-- DESCRIPTION OF THE TASK --
Count the lines below that contain the word "Настройка", and reply with only that number.
"""
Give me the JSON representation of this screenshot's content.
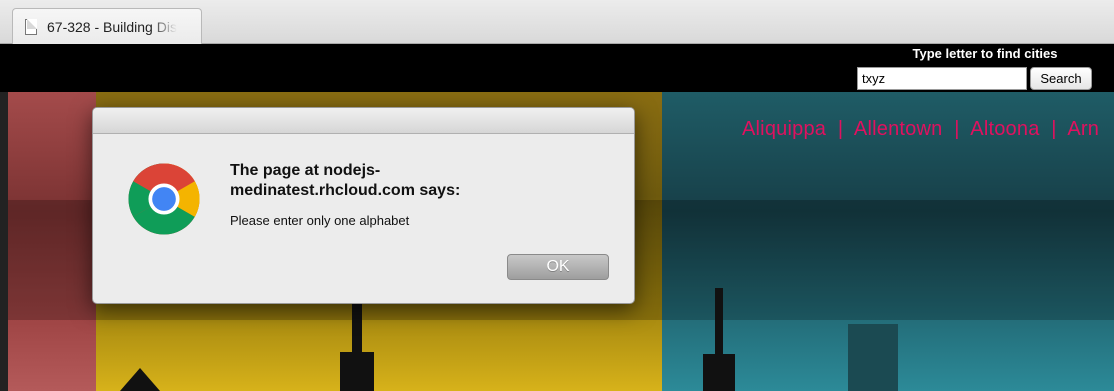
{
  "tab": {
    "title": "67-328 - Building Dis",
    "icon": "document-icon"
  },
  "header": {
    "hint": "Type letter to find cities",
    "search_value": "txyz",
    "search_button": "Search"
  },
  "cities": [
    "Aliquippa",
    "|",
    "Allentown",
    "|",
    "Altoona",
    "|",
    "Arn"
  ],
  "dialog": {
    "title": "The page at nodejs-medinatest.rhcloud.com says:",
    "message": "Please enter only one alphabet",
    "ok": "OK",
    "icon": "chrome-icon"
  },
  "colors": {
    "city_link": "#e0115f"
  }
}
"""
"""
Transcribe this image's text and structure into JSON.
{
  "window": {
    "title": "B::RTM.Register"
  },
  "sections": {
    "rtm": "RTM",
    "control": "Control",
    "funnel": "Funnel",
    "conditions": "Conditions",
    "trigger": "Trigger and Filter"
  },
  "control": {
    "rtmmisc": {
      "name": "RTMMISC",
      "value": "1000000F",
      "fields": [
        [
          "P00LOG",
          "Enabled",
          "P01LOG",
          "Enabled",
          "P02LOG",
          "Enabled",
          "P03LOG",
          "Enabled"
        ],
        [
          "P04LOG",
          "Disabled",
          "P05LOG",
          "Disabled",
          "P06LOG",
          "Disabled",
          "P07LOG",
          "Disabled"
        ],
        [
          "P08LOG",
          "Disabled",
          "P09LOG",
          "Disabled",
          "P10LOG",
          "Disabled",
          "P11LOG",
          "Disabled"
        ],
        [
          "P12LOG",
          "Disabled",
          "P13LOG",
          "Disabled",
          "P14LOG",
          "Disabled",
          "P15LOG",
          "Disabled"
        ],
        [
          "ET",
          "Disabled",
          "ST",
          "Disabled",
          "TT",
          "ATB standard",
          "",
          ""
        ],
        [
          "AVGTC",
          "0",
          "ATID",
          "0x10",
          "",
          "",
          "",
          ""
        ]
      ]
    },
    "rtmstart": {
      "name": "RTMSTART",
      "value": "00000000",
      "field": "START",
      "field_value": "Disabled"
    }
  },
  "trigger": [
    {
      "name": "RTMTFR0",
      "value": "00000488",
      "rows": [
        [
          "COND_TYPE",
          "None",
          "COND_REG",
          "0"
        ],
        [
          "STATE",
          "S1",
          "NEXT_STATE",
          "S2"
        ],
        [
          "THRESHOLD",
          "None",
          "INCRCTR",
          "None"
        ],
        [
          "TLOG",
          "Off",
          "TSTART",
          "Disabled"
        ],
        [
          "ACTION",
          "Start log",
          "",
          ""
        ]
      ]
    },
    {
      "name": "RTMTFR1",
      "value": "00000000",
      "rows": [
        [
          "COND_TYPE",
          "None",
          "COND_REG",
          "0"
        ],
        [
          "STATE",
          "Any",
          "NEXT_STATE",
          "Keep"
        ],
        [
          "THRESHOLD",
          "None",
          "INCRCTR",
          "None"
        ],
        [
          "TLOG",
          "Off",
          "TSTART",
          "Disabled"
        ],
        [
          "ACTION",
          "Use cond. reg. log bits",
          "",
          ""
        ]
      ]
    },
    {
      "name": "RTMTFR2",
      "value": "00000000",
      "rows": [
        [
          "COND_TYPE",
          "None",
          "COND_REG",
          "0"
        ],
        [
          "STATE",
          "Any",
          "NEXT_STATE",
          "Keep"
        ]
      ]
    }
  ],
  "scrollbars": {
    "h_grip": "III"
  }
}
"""
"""
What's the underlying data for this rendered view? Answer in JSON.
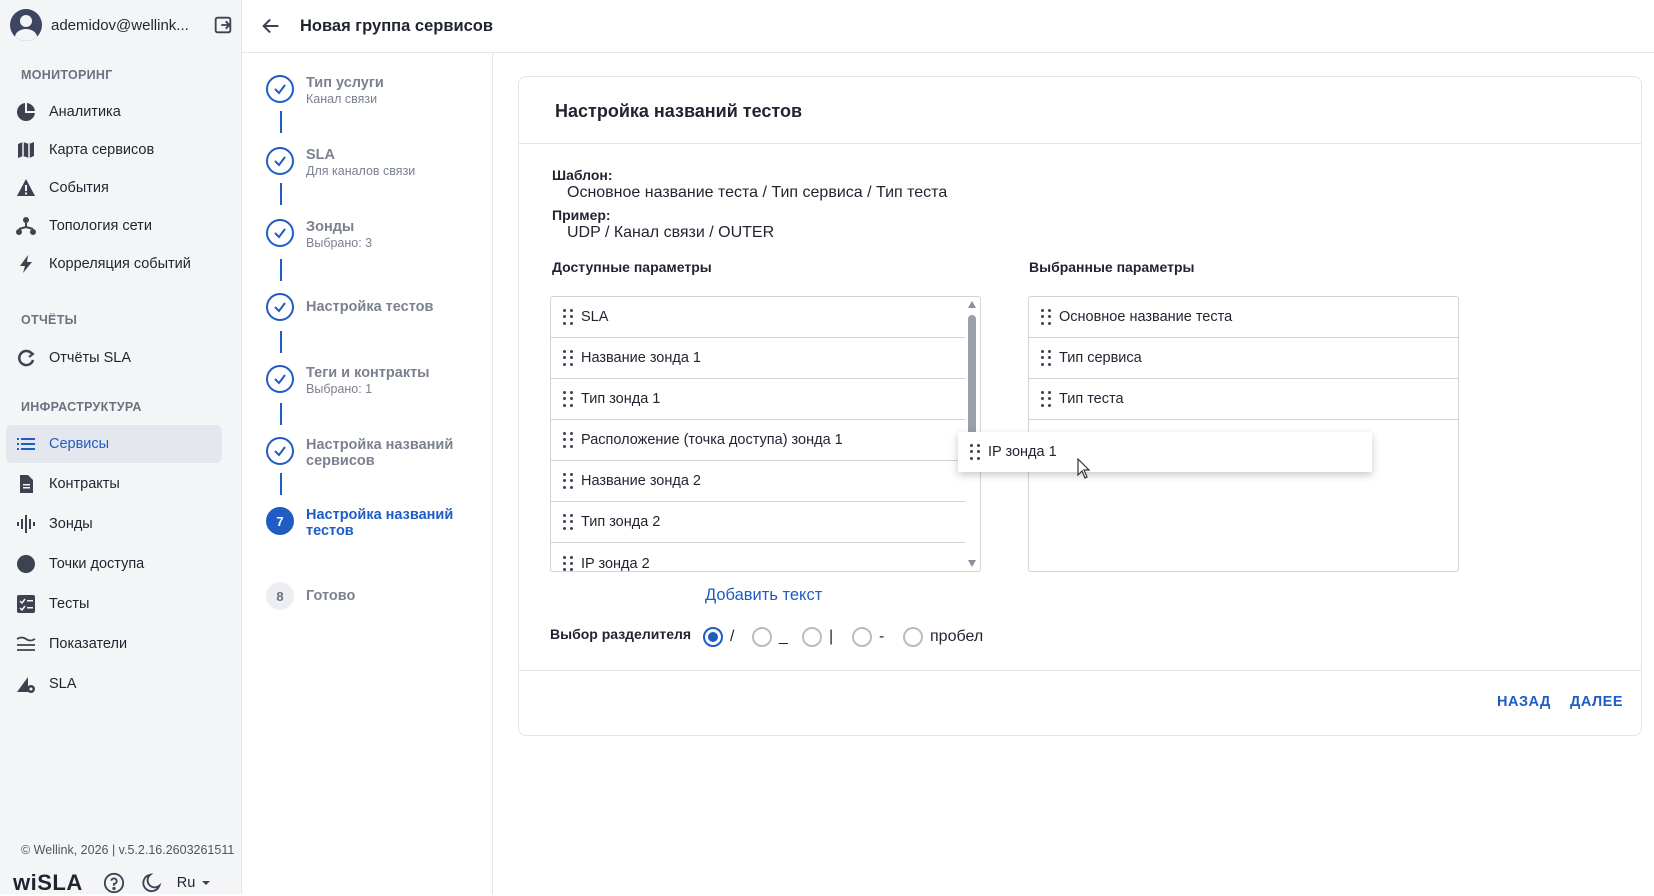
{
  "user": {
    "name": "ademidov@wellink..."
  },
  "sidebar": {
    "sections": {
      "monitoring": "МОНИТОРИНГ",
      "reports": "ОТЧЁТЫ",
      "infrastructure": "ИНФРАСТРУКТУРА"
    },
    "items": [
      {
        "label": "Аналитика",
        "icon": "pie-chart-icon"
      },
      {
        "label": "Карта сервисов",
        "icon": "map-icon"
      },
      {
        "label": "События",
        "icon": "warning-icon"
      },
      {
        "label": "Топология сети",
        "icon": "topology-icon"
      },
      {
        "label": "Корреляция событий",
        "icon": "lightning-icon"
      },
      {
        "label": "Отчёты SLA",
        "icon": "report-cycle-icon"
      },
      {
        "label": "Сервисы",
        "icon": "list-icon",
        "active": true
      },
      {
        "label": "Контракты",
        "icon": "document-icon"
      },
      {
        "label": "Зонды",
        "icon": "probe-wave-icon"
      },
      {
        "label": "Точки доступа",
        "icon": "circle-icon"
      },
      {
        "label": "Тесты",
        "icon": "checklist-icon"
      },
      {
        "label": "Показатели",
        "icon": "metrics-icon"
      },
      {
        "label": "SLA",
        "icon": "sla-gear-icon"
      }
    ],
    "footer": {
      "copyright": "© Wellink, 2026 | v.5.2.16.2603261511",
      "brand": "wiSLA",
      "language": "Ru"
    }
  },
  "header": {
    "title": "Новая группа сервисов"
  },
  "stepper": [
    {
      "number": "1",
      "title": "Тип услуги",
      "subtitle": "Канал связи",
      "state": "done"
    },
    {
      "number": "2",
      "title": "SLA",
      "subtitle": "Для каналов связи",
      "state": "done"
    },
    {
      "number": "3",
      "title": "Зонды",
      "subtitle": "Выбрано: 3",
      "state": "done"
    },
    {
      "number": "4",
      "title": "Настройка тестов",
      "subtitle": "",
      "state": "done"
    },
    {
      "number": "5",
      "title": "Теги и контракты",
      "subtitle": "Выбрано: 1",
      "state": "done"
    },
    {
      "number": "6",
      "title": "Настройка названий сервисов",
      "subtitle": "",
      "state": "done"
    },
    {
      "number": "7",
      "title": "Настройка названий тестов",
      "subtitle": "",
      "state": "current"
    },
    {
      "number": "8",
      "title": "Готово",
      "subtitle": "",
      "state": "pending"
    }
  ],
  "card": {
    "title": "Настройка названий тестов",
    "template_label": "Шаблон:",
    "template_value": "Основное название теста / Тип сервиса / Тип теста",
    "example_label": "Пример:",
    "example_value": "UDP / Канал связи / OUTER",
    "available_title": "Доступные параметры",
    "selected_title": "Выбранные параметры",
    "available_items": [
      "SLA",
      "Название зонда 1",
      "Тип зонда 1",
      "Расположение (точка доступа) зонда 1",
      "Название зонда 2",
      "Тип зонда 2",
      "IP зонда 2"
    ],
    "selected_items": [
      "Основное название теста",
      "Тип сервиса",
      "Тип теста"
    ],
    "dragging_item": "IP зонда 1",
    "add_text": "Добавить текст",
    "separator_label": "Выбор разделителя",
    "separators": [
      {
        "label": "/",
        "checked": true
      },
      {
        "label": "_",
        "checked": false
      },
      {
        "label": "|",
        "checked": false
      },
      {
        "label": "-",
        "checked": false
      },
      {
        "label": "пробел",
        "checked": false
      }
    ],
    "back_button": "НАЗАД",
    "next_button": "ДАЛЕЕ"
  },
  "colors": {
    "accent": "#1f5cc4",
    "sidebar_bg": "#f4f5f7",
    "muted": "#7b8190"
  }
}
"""
-- ANSWER --
4